(Assigned task):
Throughout the material, some lines may have the word "emoji". Count them and give the number only.

(Dataset):

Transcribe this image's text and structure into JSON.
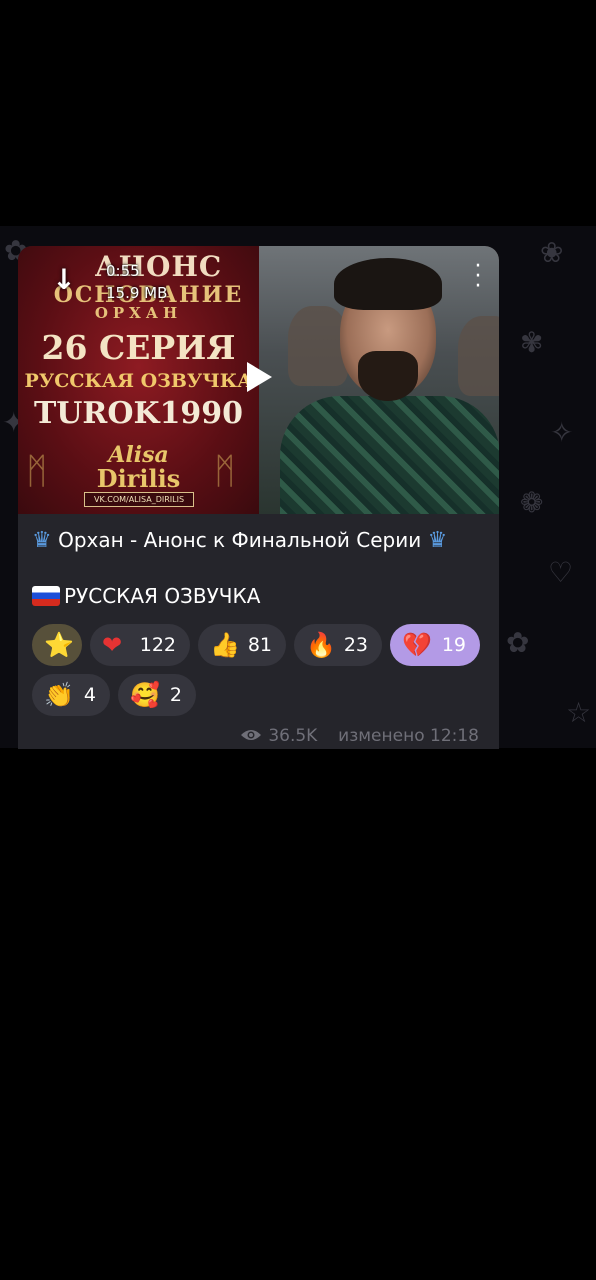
{
  "video": {
    "duration": "0:55",
    "size": "15.9 MB",
    "poster": {
      "anons": "АНОНС",
      "title_word": "ОСНОВАНИЕ",
      "title_name": "ОРХАН",
      "episode": "26 СЕРИЯ",
      "dub": "РУССКАЯ ОЗВУЧКА",
      "turok": "TUROK1990",
      "brand_line1": "Alisa",
      "brand_line2": "Dirilis",
      "vk": "VK.COM/ALISA_DIRILIS"
    }
  },
  "message": {
    "caption_text": "Орхан - Анонс к Финальной Серии",
    "subcaption_text": "РУССКАЯ ОЗВУЧКА",
    "crown_glyph": "♛",
    "flag": "russia-flag-icon"
  },
  "reactions": [
    {
      "emoji": "⭐",
      "icon": "star-icon",
      "count": ""
    },
    {
      "emoji": "❤",
      "icon": "heart-icon",
      "count": "122"
    },
    {
      "emoji": "👍",
      "icon": "thumbs-up-icon",
      "count": "81"
    },
    {
      "emoji": "🔥",
      "icon": "fire-icon",
      "count": "23"
    },
    {
      "emoji": "💔",
      "icon": "broken-heart-icon",
      "count": "19"
    },
    {
      "emoji": "👏",
      "icon": "clapping-icon",
      "count": "4"
    },
    {
      "emoji": "🥰",
      "icon": "smiling-hearts-icon",
      "count": "2"
    }
  ],
  "footer": {
    "views": "36.5K",
    "edited": "изменено 12:18"
  },
  "colors": {
    "bubble": "#25252b",
    "accent_reaction": "#b39ae6",
    "crown": "#5a9be0",
    "meta": "#6f6f78"
  }
}
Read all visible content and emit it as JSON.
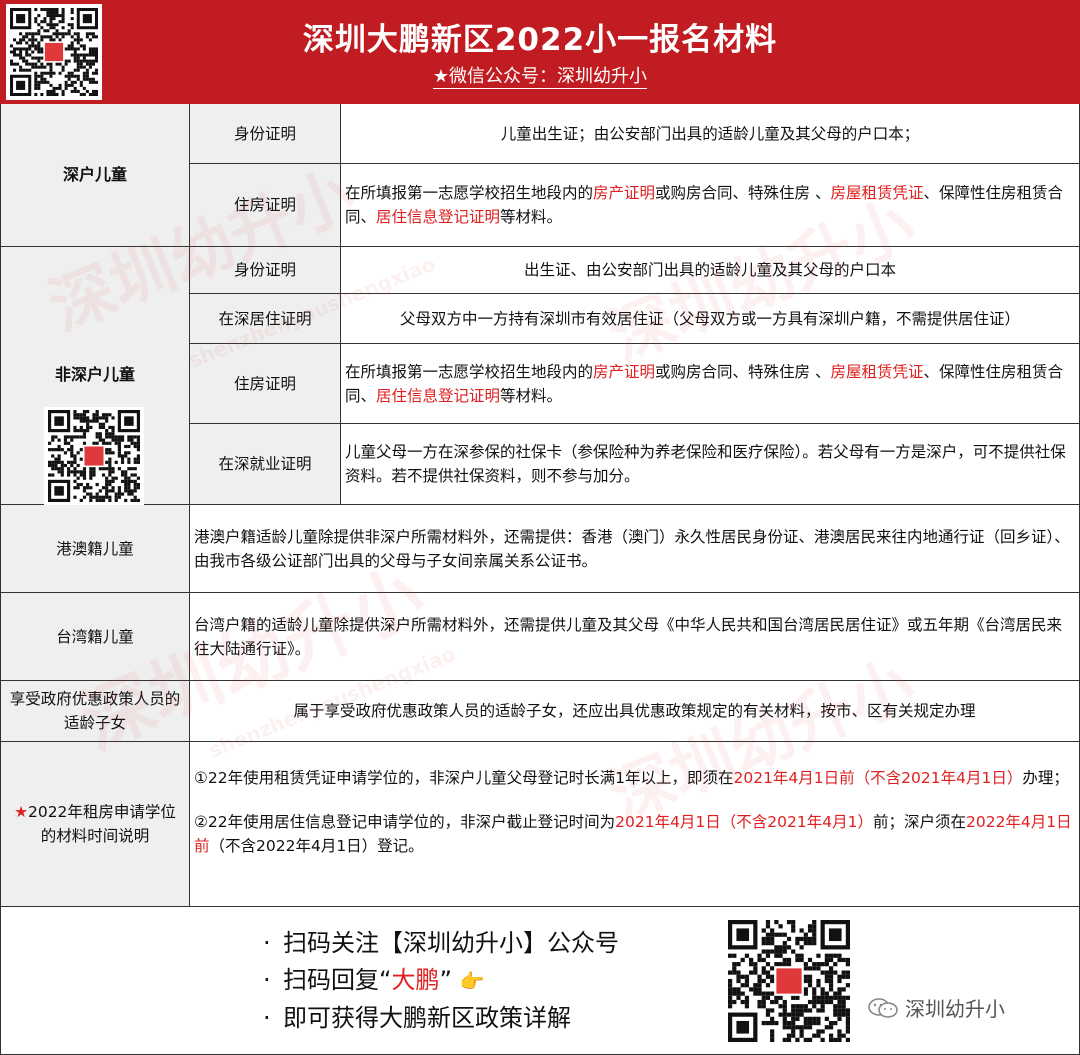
{
  "header": {
    "title": "深圳大鹏新区2022小一报名材料",
    "subtitle": "★微信公众号：深圳幼升小"
  },
  "watermark": {
    "main": "深圳幼升小",
    "pinyin": "shenzhenyoushengxiao",
    "small": "微信公众号："
  },
  "rows": {
    "shenhu": {
      "category": "深户儿童",
      "id_label": "身份证明",
      "id_text": "儿童出生证；由公安部门出具的适龄儿童及其父母的户口本；",
      "house_label": "住房证明",
      "house_parts": [
        "在所填报第一志愿学校招生地段内的",
        "房产证明",
        "或购房合同、特殊住房 、",
        "房屋租赁凭证",
        "、保障性住房租赁合同、",
        "居住信息登记证明",
        "等材料。"
      ]
    },
    "feishen": {
      "category": "非深户儿童",
      "id_label": "身份证明",
      "id_text": "出生证、由公安部门出具的适龄儿童及其父母的户口本",
      "residence_label": "在深居住证明",
      "residence_text": "父母双方中一方持有深圳市有效居住证（父母双方或一方具有深圳户籍，不需提供居住证）",
      "house_label": "住房证明",
      "house_parts": [
        "在所填报第一志愿学校招生地段内的",
        "房产证明",
        "或购房合同、特殊住房 、",
        "房屋租赁凭证",
        "、保障性住房租赁合同、",
        "居住信息登记证明",
        "等材料。"
      ],
      "job_label": "在深就业证明",
      "job_text": "儿童父母一方在深参保的社保卡（参保险种为养老保险和医疗保险）。若父母有一方是深户，可不提供社保资料。若不提供社保资料，则不参与加分。"
    },
    "gangao": {
      "category": "港澳籍儿童",
      "text": "港澳户籍适龄儿童除提供非深户所需材料外，还需提供：香港（澳门）永久性居民身份证、港澳居民来往内地通行证（回乡证）、由我市各级公证部门出具的父母与子女间亲属关系公证书。"
    },
    "taiwan": {
      "category": "台湾籍儿童",
      "text": "台湾户籍的适龄儿童除提供深户所需材料外，还需提供儿童及其父母《中华人民共和国台湾居民居住证》或五年期《台湾居民来往大陆通行证》。"
    },
    "youhui": {
      "category": "享受政府优惠政策人员的适龄子女",
      "text": "属于享受政府优惠政策人员的适龄子女，还应出具优惠政策规定的有关材料，按市、区有关规定办理"
    },
    "zufang": {
      "star": "★",
      "category": "2022年租房申请学位的材料时间说明",
      "p1_parts": [
        "①22年使用租赁凭证申请学位的，非深户儿童父母登记时长满1年以上，即须在",
        "2021年4月1日前（不含2021年4月1日）",
        "办理；"
      ],
      "p2_parts": [
        "②22年使用居住信息登记申请学位的，非深户截止登记时间为",
        "2021年4月1日（不含2021年4月1）",
        "前；深户须在",
        "2022年4月1日前",
        "（不含2022年4月1日）登记。"
      ]
    }
  },
  "footer": {
    "bullet_symbol": "·",
    "b1": "扫码关注【深圳幼升小】公众号",
    "b2_a": "扫码回复“",
    "b2_red": "大鹏",
    "b2_b": "”",
    "b2_icon": "👉",
    "b3": "即可获得大鹏新区政策详解",
    "brand": "深圳幼升小"
  },
  "colors": {
    "header_bg": "#c01c22",
    "highlight": "#e02020",
    "label_bg": "#efefef"
  }
}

(Answer to this exercise):
7